▶ Task instructions: The output should be every line below that includes the word "handle".

▶ Exercise data:
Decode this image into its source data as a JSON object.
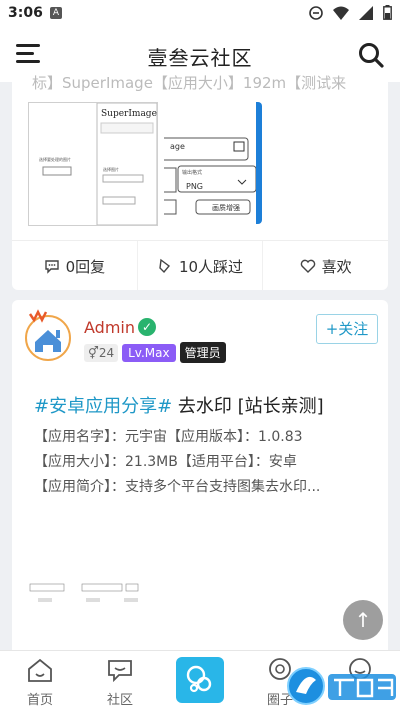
{
  "status": {
    "time": "3:06",
    "badge": "A"
  },
  "header": {
    "title": "壹叁云社区"
  },
  "card1": {
    "cut_text": "标】SuperImage【应用大小】192m【测试来",
    "thumb_title": "SuperImage",
    "thumb_right_title": "age",
    "thumb_format": "PNG",
    "thumb_enhance": "画质增强",
    "actions": {
      "comments": "0回复",
      "views": "10人踩过",
      "like": "喜欢"
    }
  },
  "card2": {
    "user": "Admin",
    "gender_age": "24",
    "level": "Lv.Max",
    "role": "管理员",
    "follow": "+关注",
    "title_hashtag": "#安卓应用分享#",
    "title_rest": " 去水印 [站长亲测]",
    "line1": "【应用名字】：元宇宙【应用版本】：1.0.83",
    "line2": "【应用大小】：21.3MB【适用平台】：安卓",
    "line3": "【应用简介】：支持多个平台支持图集去水印..."
  },
  "nav": {
    "home": "首页",
    "community": "社区",
    "circle": "圈子"
  },
  "colors": {
    "accent": "#29b6e8",
    "follow": "#1f98c7",
    "level": "#8b5cf6"
  }
}
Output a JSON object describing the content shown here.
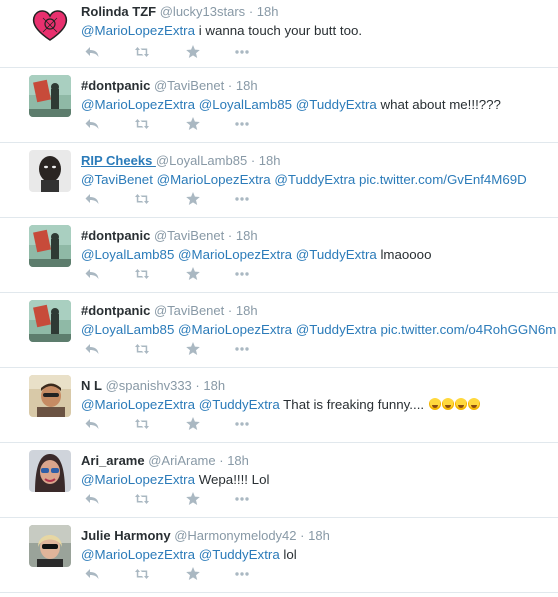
{
  "colors": {
    "link": "#2b7bb9",
    "meta": "#8899a6",
    "icon": "#aab8c2",
    "border": "#e1e8ed"
  },
  "icons": [
    "reply-icon",
    "retweet-icon",
    "favorite-icon",
    "more-icon"
  ],
  "tweets": [
    {
      "name": "Rolinda TZF",
      "handle": "@lucky13stars",
      "sep": "·",
      "time": "18h",
      "segments": [
        {
          "t": "mention",
          "v": "@MarioLopezExtra"
        },
        {
          "t": "text",
          "v": " i wanna touch your butt too."
        }
      ]
    },
    {
      "name": "#dontpanic",
      "handle": "@TaviBenet",
      "sep": "·",
      "time": "18h",
      "segments": [
        {
          "t": "mention",
          "v": "@MarioLopezExtra"
        },
        {
          "t": "text",
          "v": " "
        },
        {
          "t": "mention",
          "v": "@LoyalLamb85"
        },
        {
          "t": "text",
          "v": " "
        },
        {
          "t": "mention",
          "v": "@TuddyExtra"
        },
        {
          "t": "text",
          "v": " what about me!!!???"
        }
      ]
    },
    {
      "name": "RIP Cheeks ",
      "handle": "@LoyalLamb85",
      "sep": "·",
      "time": "18h",
      "name_link": true,
      "segments": [
        {
          "t": "mention",
          "v": "@TaviBenet"
        },
        {
          "t": "text",
          "v": " "
        },
        {
          "t": "mention",
          "v": "@MarioLopezExtra"
        },
        {
          "t": "text",
          "v": " "
        },
        {
          "t": "mention",
          "v": "@TuddyExtra"
        },
        {
          "t": "text",
          "v": " "
        },
        {
          "t": "url",
          "v": "pic.twitter.com/GvEnf4M69D"
        }
      ]
    },
    {
      "name": "#dontpanic",
      "handle": "@TaviBenet",
      "sep": "·",
      "time": "18h",
      "segments": [
        {
          "t": "mention",
          "v": "@LoyalLamb85"
        },
        {
          "t": "text",
          "v": " "
        },
        {
          "t": "mention",
          "v": "@MarioLopezExtra"
        },
        {
          "t": "text",
          "v": " "
        },
        {
          "t": "mention",
          "v": "@TuddyExtra"
        },
        {
          "t": "text",
          "v": " lmaoooo"
        }
      ]
    },
    {
      "name": "#dontpanic",
      "handle": "@TaviBenet",
      "sep": "·",
      "time": "18h",
      "segments": [
        {
          "t": "mention",
          "v": "@LoyalLamb85"
        },
        {
          "t": "text",
          "v": " "
        },
        {
          "t": "mention",
          "v": "@MarioLopezExtra"
        },
        {
          "t": "text",
          "v": " "
        },
        {
          "t": "mention",
          "v": "@TuddyExtra"
        },
        {
          "t": "text",
          "v": " "
        },
        {
          "t": "url",
          "v": "pic.twitter.com/o4RohGGN6m"
        }
      ]
    },
    {
      "name": "N L",
      "handle": "@spanishv333",
      "sep": "·",
      "time": "18h",
      "segments": [
        {
          "t": "mention",
          "v": "@MarioLopezExtra"
        },
        {
          "t": "text",
          "v": " "
        },
        {
          "t": "mention",
          "v": "@TuddyExtra"
        },
        {
          "t": "text",
          "v": " That is freaking funny.... "
        },
        {
          "t": "emoji",
          "count": 4
        }
      ]
    },
    {
      "name": "Ari_arame",
      "handle": "@AriArame",
      "sep": "·",
      "time": "18h",
      "segments": [
        {
          "t": "mention",
          "v": "@MarioLopezExtra"
        },
        {
          "t": "text",
          "v": " Wepa!!!! Lol"
        }
      ]
    },
    {
      "name": "Julie Harmony",
      "handle": "@Harmonymelody42",
      "sep": "·",
      "time": "18h",
      "segments": [
        {
          "t": "mention",
          "v": "@MarioLopezExtra"
        },
        {
          "t": "text",
          "v": " "
        },
        {
          "t": "mention",
          "v": "@TuddyExtra"
        },
        {
          "t": "text",
          "v": " lol"
        }
      ]
    }
  ]
}
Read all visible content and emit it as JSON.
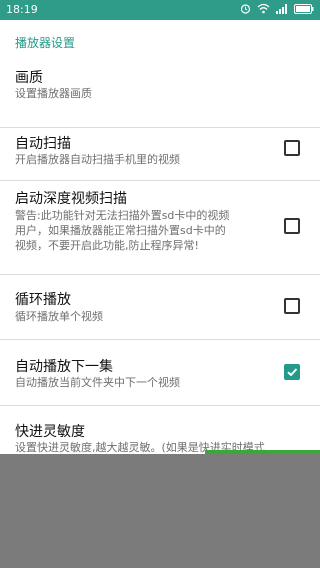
{
  "status_bar": {
    "time": "18:19",
    "icons": [
      "alarm-icon",
      "wifi-icon",
      "signal-icon",
      "battery-icon"
    ],
    "bg_color": "#2f9c89"
  },
  "settings": {
    "section_header": "播放器设置",
    "items": [
      {
        "title": "画质",
        "summary": [
          "设置播放器画质"
        ],
        "checkbox": null
      },
      {
        "title": "自动扫描",
        "summary": [
          "开启播放器自动扫描手机里的视频"
        ],
        "checkbox": false
      },
      {
        "title": "启动深度视频扫描",
        "summary": [
          "警告:此功能针对无法扫描外置sd卡中的视频",
          "用户，如果播放器能正常扫描外置sd卡中的",
          "视频，不要开启此功能,防止程序异常!"
        ],
        "checkbox": false
      },
      {
        "title": "循环播放",
        "summary": [
          "循环播放单个视频"
        ],
        "checkbox": false
      },
      {
        "title": "自动播放下一集",
        "summary": [
          "自动播放当前文件夹中下一个视频"
        ],
        "checkbox": true
      },
      {
        "title": "快进灵敏度",
        "summary": [
          "设置快进灵敏度,越大越灵敏。(如果是快进实时模式"
        ],
        "checkbox": null
      }
    ]
  },
  "colors": {
    "accent": "#239a8a",
    "overlay": "#7b7b7b"
  }
}
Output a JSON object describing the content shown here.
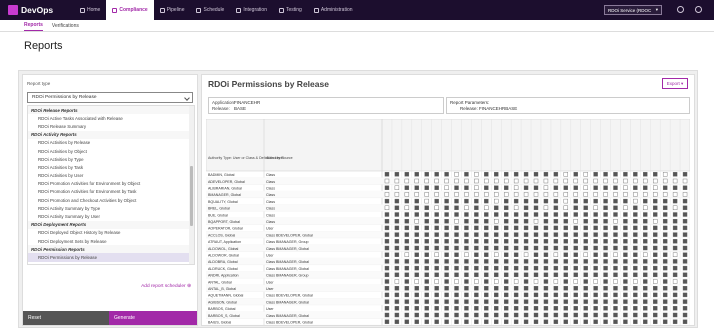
{
  "app": {
    "name": "DevOps"
  },
  "nav": [
    {
      "label": "Home",
      "active": false
    },
    {
      "label": "Compliance",
      "active": true
    },
    {
      "label": "Pipeline",
      "active": false
    },
    {
      "label": "Schedule",
      "active": false
    },
    {
      "label": "Integration",
      "active": false
    },
    {
      "label": "Testing",
      "active": false
    },
    {
      "label": "Administration",
      "active": false
    }
  ],
  "environment": "RDOi Service (RDOC",
  "subtabs": [
    {
      "label": "Reports",
      "active": true
    },
    {
      "label": "Verifications",
      "active": false
    }
  ],
  "page_title": "Reports",
  "left": {
    "report_type_label": "Report type",
    "report_type_value": "RDOi Permissions by Release",
    "groups": [
      {
        "title": "RDOi Release Reports",
        "items": [
          "RDOi Active Tasks Associated with Release",
          "RDOi Release Summary"
        ]
      },
      {
        "title": "RDOi Activity Reports",
        "items": [
          "RDOi Activities by Release",
          "RDOi Activities by Object",
          "RDOi Activities by Type",
          "RDOi Activities by Task",
          "RDOi Activities by User",
          "RDOi Promotion Activities for Environment by Object",
          "RDOi Promotion Activities for Environment by Task",
          "RDOi Promotion and Checkout Activities by Object",
          "RDOi Activity Summary by Type",
          "RDOi Activity Summary by User"
        ]
      },
      {
        "title": "RDOi Deployment Reports",
        "items": [
          "RDOi Deployed Object History by Release",
          "RDOi Deployment Sets by Release"
        ]
      },
      {
        "title": "RDOi Permission Reports",
        "items": [
          "RDOi Permissions by Release"
        ]
      }
    ],
    "selected_item": "RDOi Permissions by Release",
    "add_scheduler": "Add report scheduler",
    "reset_label": "Reset",
    "generate_label": "Generate"
  },
  "report": {
    "title": "RDOi Permissions by Release",
    "export_label": "Export",
    "application_label": "Application:",
    "application_value": "FINANCEHR",
    "release_label": "Release:",
    "release_value": "BASE",
    "parameters_label": "Report Parameters:",
    "parameters_value": "Release: FINANCEHRBASE",
    "col_authority_type": "Authority Type: User or Class & Definition Level",
    "col_authority_source": "Authority Source"
  },
  "grid": {
    "rows": [
      [
        "BADMIN, Global",
        "Class",
        "1111111010111111110101111111011"
      ],
      [
        "ADEVELOPER, Global",
        "Class",
        "0000000000000000000000000000000"
      ],
      [
        "ALIBRARIAN, Global",
        "Class",
        "1011110110111011011101110110111"
      ],
      [
        "BMANAGER, Global",
        "Class",
        "0000000000000000000000000000000"
      ],
      [
        "BQUALITY, Global",
        "Class",
        "1111011111101111110111111011111"
      ],
      [
        "BREL, Global",
        "Class",
        "0101101101011011010110110101101"
      ],
      [
        "BUE, Global",
        "Class",
        "1111111111111111111111111111111"
      ],
      [
        "BQAPPORT, Global",
        "Class",
        "1110111011101110111011101110111"
      ],
      [
        "AOPERATOR, Global",
        "User",
        "1111111111111111111111111111111"
      ],
      [
        "ACCLOS, Global",
        "Class BDEVELOPER, Global",
        "1111111111111111111111111111111"
      ],
      [
        "ATRAUT, Application",
        "Class BMANAGER, Group",
        "1111111111111111111111111111111"
      ],
      [
        "ALDOWOL, Global",
        "Class BMANAGER, Global",
        "1111111111111111111111111111111"
      ],
      [
        "ALDOWOR, Global",
        "User",
        "1101101101101101101101101101101"
      ],
      [
        "ALDOBRA, Global",
        "Class BMANAGER, Global",
        "1111111111111111111111111111111"
      ],
      [
        "ALDRUCK, Global",
        "Class BMANAGER, Global",
        "1111111111111111111111111111111"
      ],
      [
        "ANDRI, Application",
        "Class BMANAGER, Group",
        "1111111111111111111111111111111"
      ],
      [
        "ANTAL, Global",
        "User",
        "1010101010101010101010101010101"
      ],
      [
        "ANTAL_B, Global",
        "User",
        "1111111111111111111111111111111"
      ],
      [
        "AQUETMANN, Global",
        "Class BDEVELOPER, Global",
        "1111111111111111111111111111111"
      ],
      [
        "AGIBSON, Global",
        "Class BMANAGER, Global",
        "1111111111111111111111111111111"
      ],
      [
        "BARBOS, Global",
        "User",
        "1111111111111111111111111111111"
      ],
      [
        "BARBOS_S, Global",
        "Class BMANAGER, Global",
        "1111111111111111111111111111111"
      ],
      [
        "BAIUS, Global",
        "Class BDEVELOPER, Global",
        "1111111111111111111111111111111"
      ]
    ]
  }
}
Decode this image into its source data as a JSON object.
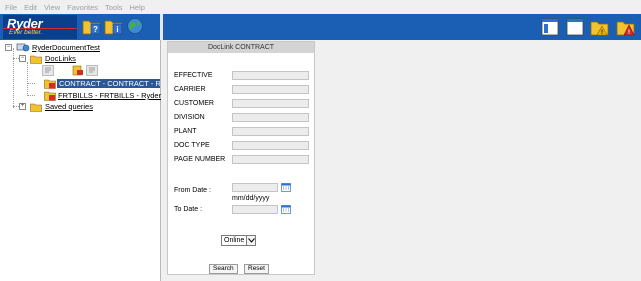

▶ Answer box:
      "handle": "@lucky13stars",
      "handle": "@TaviBenet",
      "handle": "@LoyalLamb85",
      "handle": "@TaviBenet",
      "handle": "@TaviBenet",
      "handle": "@spanishv333",
      "handle": "@AriArame",
      "handle": "@Harmonymelody42",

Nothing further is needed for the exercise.